This week I had a need to download the official PDF guides to vSphere 6.5 U1. I like having the guides offline because Apple’s Spotlight can index them and make them available for search queries – but also if you in a place where internet access is restricted you can use the offline docs to lookup stuff.
The official landing page for documentation around vSphere is located here:
Recently VMware has moved all its ‘administration guides” online in a HTML format called “VMware Docs Home” – https://docs.vmware.com/. It is still possible to download an “offline” PDF copy as single .ZIP file. But they have rather “tucked” it away where its tricky to find. If you need it – it can be found under a node called “Archive Packages”. These links down a single .ZIP file containing all the PDFS
You can download a zip file of all vSphere documentation as a zip file using this link which is current as of today, 14th Feb, 2018….
This week I caused to restore a backup of a mediawiki implementation to a local VM of Mediawiki. I got sent a backup of the database and the image files, and opted to use the pre-package Bitnami Mediawiki Virtual Appliance. Standing up the VM was a relatively easy matter – but the restore of the database took me sometime to crack. I was massively assisted by the Mediawiki formums – in particular Ciencia Al Poder. Who single-handedly reinvigorated my belief in community support models, and was pivotal in getting me up and running.

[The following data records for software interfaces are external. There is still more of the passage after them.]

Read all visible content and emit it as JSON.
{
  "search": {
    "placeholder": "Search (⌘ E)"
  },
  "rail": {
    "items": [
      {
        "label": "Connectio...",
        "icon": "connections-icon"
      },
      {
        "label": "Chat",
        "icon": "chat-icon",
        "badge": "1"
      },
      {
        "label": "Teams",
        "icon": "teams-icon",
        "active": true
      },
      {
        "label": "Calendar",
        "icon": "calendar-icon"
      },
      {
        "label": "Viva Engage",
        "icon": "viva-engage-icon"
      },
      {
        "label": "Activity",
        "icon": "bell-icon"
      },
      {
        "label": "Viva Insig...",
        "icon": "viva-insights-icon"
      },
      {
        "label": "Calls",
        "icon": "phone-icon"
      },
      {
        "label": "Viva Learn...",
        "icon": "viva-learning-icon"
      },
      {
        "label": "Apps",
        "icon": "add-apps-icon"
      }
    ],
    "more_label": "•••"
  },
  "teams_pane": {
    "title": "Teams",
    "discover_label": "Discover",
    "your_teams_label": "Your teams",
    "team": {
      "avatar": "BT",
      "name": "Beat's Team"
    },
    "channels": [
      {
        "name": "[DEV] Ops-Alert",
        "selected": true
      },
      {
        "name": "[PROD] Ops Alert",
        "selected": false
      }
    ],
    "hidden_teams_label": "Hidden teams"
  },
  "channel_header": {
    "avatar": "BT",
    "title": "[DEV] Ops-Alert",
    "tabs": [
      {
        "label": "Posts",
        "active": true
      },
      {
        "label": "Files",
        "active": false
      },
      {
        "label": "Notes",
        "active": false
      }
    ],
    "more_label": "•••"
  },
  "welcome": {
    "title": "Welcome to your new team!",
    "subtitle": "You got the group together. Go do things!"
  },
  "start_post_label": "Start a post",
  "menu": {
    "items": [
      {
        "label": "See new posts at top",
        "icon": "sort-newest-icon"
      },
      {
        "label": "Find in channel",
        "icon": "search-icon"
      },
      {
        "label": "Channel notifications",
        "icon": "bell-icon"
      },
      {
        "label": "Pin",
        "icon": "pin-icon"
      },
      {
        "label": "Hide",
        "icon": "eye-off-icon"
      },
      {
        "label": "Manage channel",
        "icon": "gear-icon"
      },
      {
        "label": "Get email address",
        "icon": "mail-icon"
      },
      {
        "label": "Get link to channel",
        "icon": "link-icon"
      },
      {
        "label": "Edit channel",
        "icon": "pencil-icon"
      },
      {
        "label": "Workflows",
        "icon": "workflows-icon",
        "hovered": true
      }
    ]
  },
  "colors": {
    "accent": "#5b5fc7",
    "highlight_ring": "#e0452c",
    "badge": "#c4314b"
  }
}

The Bitnami Mediawiki VM can be downloaded as an .OVA and deployed to a virtualization platform of your choice:
One thing I struggled with was locating all the login. So I’ve brought them all together here. Both the “user” and “root” accounts share the same autogenerated password that’s printed to the console at first boot.
To Login to the Virtual Console – username: bitnami password: bitnami

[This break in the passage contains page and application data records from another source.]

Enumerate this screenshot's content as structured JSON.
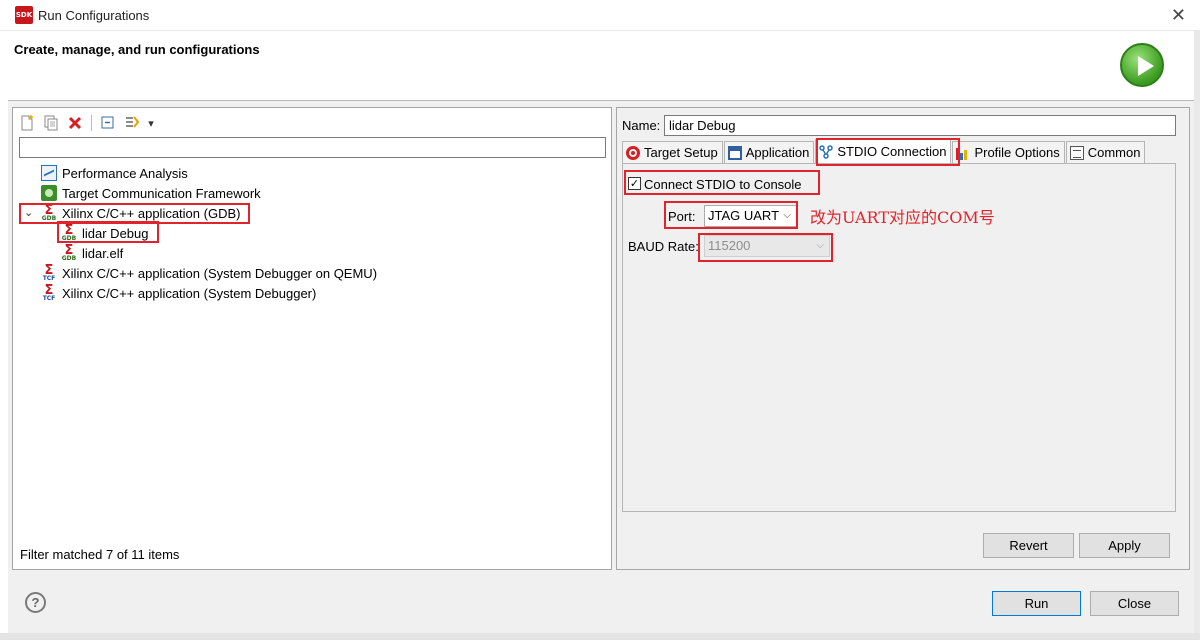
{
  "window": {
    "title": "Run Configurations",
    "app_icon_text": "SDK"
  },
  "header": {
    "title": "Create, manage, and run configurations"
  },
  "toolbar": {
    "icons": [
      "new-config-icon",
      "duplicate-icon",
      "delete-icon",
      "collapse-all-icon",
      "filter-icon",
      "dropdown-icon"
    ],
    "dropdown_glyph": "▾"
  },
  "filter": {
    "value": "",
    "placeholder": ""
  },
  "tree": {
    "items": [
      {
        "label": "Performance Analysis",
        "icon": "performance-icon"
      },
      {
        "label": "Target Communication Framework",
        "icon": "tcf-icon"
      },
      {
        "label": "Xilinx C/C++ application (GDB)",
        "icon": "xilinx-gdb-icon",
        "expanded": true
      },
      {
        "label": "lidar Debug",
        "icon": "xilinx-gdb-icon",
        "selected": true
      },
      {
        "label": "lidar.elf",
        "icon": "xilinx-gdb-icon"
      },
      {
        "label": "Xilinx C/C++ application (System Debugger on QEMU)",
        "icon": "xilinx-tcf-icon"
      },
      {
        "label": "Xilinx C/C++ application (System Debugger)",
        "icon": "xilinx-tcf-icon"
      }
    ],
    "status": "Filter matched 7 of 11 items"
  },
  "config": {
    "name_label": "Name:",
    "name_value": "lidar Debug",
    "tabs": [
      {
        "label": "Target Setup",
        "icon": "target-icon"
      },
      {
        "label": "Application",
        "icon": "application-icon"
      },
      {
        "label": "STDIO Connection",
        "icon": "stdio-icon",
        "active": true
      },
      {
        "label": "Profile Options",
        "icon": "profile-icon"
      },
      {
        "label": "Common",
        "icon": "common-icon"
      }
    ],
    "stdio": {
      "connect_label": "Connect STDIO to Console",
      "connect_checked": true,
      "port_label": "Port:",
      "port_value": "JTAG UART",
      "baud_label": "BAUD Rate:",
      "baud_value": "115200",
      "annotation": "改为UART对应的COM号"
    },
    "revert_label": "Revert",
    "apply_label": "Apply"
  },
  "footer": {
    "help_glyph": "?",
    "run_label": "Run",
    "close_label": "Close"
  },
  "colors": {
    "annotation_red": "#e1242b",
    "primary_border": "#0078d7",
    "xilinx_red": "#c8161d"
  }
}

To Login to the MediaWiki webpage: username: user password: console screen
To Login to PhpAdmin: username: root password: console screen
My good friend, Neil Anderson has been bizzy again. He’s found the time to write a free Cisco CCNA Lab Guide. Readers can use it to pass the CCNA exam or as a configuration reference for Cisco routers and switches. There’s a few free guides online but they all cover old out of date exam topics and aren’t great quality, which I guess isn’t surprising when they’re being given away for free. So Neil wanted to produce a guide which is more complete (350+ pages), up to date, better quality and simple to use than all the paid guides out there, but which people can use completely for free. He also has put together a video course, but the PDF stands alone as a complete lab guide which could really help your audience further their careers.